Words Matter: Don’t Let Trump Limit Violent Extremism to Muslims

Words matter. How we refer to laws, government agencies, and people impact how we (and others) think of them. Which is why I’m terrified about reports that Trump is planning to rename a program from “Countering Violent Extremism” to “Countering Radical Islamic Extremism. ”

This change is not only about name.  It is also a change of focus, no longer looking at violent acts of white supremacy, for instance. I presume those acts would be left to some other law enforcement agency or program. But it is the change of name, and therefore message, that I find scary.

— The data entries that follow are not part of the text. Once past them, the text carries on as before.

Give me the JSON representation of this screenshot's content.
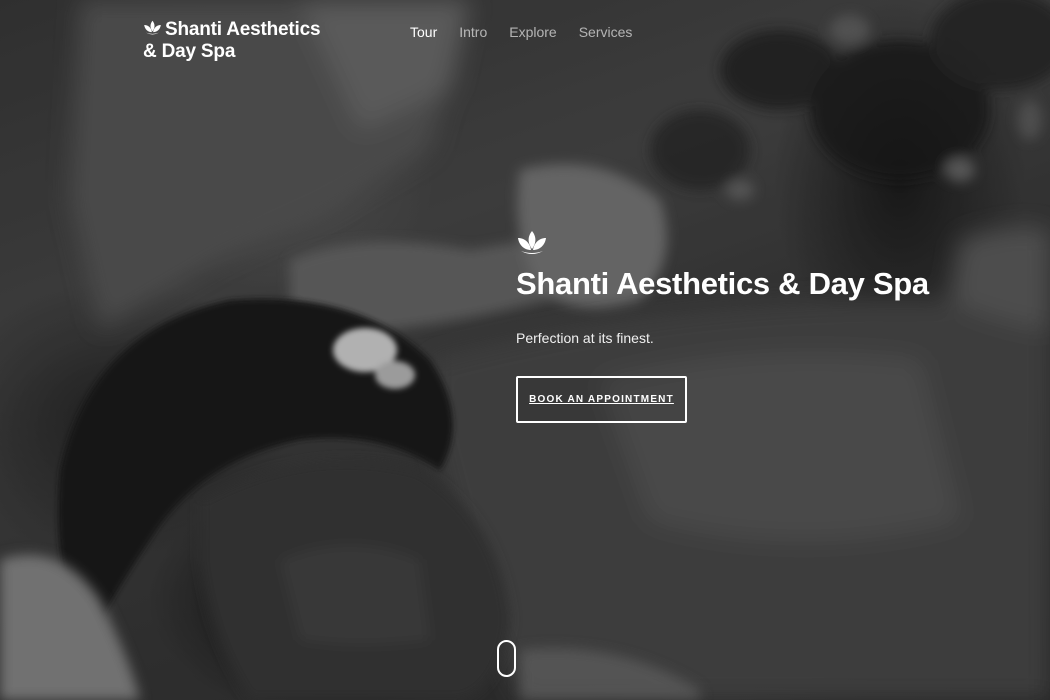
{
  "brand": {
    "line1": "Shanti Aesthetics",
    "line2": "& Day Spa",
    "logo_icon": "lotus-icon"
  },
  "nav": {
    "items": [
      {
        "label": "Tour",
        "active": true
      },
      {
        "label": "Intro",
        "active": false
      },
      {
        "label": "Explore",
        "active": false
      },
      {
        "label": "Services",
        "active": false
      }
    ]
  },
  "hero": {
    "icon": "lotus-icon",
    "title": "Shanti Aesthetics & Day Spa",
    "subtitle": "Perfection at its finest.",
    "cta_label": "BOOK AN APPOINTMENT",
    "scroll_icon": "scroll-mouse-icon"
  },
  "colors": {
    "text": "#ffffff",
    "nav_inactive": "#a0a0a0",
    "background": "#3a3a3a"
  }
}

By explicitly limiting the taskforce to Islamic violence, Trump is implicitly sending the message that violence born of other beliefs is acceptable, or at the very least, not in the same category of “badness” as violence originating from Islamic extremism. I would even argue that he is speaking to a part of his base which holds racist, anti-Islamic or anti-semitic views, and telling them that acting on those views is acceptable, or even laudable.

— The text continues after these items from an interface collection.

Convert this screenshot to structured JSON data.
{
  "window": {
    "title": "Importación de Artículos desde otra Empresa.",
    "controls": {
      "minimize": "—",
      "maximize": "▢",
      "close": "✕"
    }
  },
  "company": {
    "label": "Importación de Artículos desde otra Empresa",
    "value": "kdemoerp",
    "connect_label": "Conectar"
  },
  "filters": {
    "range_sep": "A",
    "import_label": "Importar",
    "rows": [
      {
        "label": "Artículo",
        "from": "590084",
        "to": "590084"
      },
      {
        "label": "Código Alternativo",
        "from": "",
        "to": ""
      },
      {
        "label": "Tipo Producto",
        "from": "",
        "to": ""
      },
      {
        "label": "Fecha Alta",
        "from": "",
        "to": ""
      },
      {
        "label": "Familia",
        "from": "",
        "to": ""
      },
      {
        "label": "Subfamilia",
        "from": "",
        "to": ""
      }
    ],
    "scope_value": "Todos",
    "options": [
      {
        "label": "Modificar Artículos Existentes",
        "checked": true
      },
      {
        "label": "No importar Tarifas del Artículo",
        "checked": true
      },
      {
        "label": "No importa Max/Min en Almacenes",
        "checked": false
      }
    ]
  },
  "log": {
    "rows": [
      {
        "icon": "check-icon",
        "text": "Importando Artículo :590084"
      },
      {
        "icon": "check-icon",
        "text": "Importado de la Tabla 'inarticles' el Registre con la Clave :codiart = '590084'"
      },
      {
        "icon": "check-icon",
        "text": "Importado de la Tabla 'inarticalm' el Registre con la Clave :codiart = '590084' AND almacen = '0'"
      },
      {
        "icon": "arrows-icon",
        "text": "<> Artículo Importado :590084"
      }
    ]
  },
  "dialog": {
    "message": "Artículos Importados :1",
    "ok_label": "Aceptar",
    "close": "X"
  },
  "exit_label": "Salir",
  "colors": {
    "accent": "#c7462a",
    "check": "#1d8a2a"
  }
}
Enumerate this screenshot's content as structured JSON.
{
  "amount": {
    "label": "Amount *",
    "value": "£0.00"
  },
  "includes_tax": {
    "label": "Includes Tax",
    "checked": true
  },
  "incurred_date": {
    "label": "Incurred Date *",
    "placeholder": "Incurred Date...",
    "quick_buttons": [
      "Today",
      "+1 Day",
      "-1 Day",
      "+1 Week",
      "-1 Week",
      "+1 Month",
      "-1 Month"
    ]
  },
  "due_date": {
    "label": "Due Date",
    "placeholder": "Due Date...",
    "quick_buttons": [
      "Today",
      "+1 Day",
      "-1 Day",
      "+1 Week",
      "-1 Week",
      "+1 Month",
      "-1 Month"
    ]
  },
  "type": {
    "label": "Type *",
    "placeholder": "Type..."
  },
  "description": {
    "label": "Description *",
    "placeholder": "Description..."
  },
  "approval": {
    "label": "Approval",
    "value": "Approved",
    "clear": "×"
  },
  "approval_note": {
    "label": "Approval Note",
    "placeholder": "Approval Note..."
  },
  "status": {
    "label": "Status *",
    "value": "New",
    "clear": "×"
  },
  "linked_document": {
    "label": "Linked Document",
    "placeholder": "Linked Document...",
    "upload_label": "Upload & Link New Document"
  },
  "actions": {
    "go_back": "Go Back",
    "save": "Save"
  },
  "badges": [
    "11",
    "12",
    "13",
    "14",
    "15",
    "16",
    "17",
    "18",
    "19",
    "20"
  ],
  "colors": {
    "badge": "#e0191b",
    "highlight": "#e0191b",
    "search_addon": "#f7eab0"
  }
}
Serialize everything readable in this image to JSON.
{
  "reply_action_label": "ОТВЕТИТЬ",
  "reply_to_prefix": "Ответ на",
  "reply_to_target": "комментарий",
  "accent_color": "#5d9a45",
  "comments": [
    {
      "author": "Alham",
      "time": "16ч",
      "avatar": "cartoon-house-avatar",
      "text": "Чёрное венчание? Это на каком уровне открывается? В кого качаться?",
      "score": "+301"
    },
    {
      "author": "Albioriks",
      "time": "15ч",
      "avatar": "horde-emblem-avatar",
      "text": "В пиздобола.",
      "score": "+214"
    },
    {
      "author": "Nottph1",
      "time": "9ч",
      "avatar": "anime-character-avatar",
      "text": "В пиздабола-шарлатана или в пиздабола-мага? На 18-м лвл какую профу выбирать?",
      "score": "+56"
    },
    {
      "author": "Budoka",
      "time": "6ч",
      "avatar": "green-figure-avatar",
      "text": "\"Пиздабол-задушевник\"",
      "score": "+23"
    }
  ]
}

The Dome of the Rock

I would remind people that Kristalnacht was not an official government action, but was a vigilante action which was tacitly condoned by the Nazi government. Changing the name of this program begins to move us a little closer to government policies that tacitly condone violence–as long as it is not perpetrated by Muslims.

You may think I’m overreacting. After all, it’s just a name, right? But what legitimate purpose is served by changing the name? It doesn’t even pass the test of “it’s a simpler name,” since it’s actually a longer name.

A signal is being sent. I assure you there are those among Trump’s base who are hearing it loud and clear. It may seem like it matters far less than appointments to various offices or executive orders that have immediate impact. But a name change such as this scare me far more than many of the practical decisions being made, because it is an explicit religious test.

I have always been a little wary of hate crime legislation–it relies too heavily on the intent behind an act rather than the act itself. Criminalize the act, not the motivation for it. This is a variant on hate crime legislation: Violent Extremism by Muslims is being given a different status from Violent Extremism by Christians. How long will it be before Trump is not only not condemning, but actually praising those who shoot up mosques?

Here I Stand

For years, I have been relatively careful about my postings. As both a freelancer and, at times, an applicant for more permanent positions, it has seemed sensible to keep politics (for the most part) out of my blog. I also believe that there are others who can speak more knowledgeably about politics than I, my field being spirituality and the sacred.

Times change, the rules change. I can no longer keep silent for fear of giving offense or limiting professional opportunities. The threat is too great. Too many of those who are more “expert” than I in politics turned out to be no more correct than I, and in many cases, were far less correct about events to come.

We, as Americans, face an existential threat. I put the odds of a “free and fair” election in four years at less than 50% (and by free and fair, I mean with no more interference than the electoral college, gerrymandering and voter ID laws have already imposed). Our current president truly does not understand the Constitution he swore to defend. More to the point, he doesn’t care. He cares about himself. And how he is seen.

Donald Trump has a need for everything to be all about him all of the time. At the moment, it’s pretty easy for him to garner headlines–it’s the first week and anything he does gets headlines. What happens in two weeks when a simple executive order is no longer as shocking  to us and the media? What will he do in order to draw our attention back to him? If he needs to launch a nuclear strike in order to get headlines, I suspect he will. He needs attention. Not wants it. Not enjoys it. Needs it as an addict needs drugs.

How do we resist? I have no idea. The Republican party has abdicated their responsibility towards America. They have placed winning ahead of achieving their goals. Trump does not represent Republican values–not those of Eisenhower, not those of Reagan or either Bush. Not even those of the Tea Party (which, in truth, weren’t all that Republican so much as socially conservative). Republicans in congress are unwilling to stand up to this president, to protect our democracy. And each day, as he becomes more entrenched, as he demonstrates his willingness to carry out personal vendettas against those who stand against him, fewer will be willing to stand against him.

And that is why I’m writing on politics. If I want federal civil servants to continue to put out truth despite the threat of retaliation, if I demand that Republican congressmen and women vote with their conscience rather than with a megalomaniac who has taken over their party, I must be willing to step forward. To identify this as a moral issue, and one for which I am willing to speak.

We are the resistance. We cannot negotiate. We must not bend. We must be the rocks upon which Trump breaks. Because we must outlast him, and we must be able to take back our Republic when the time comes.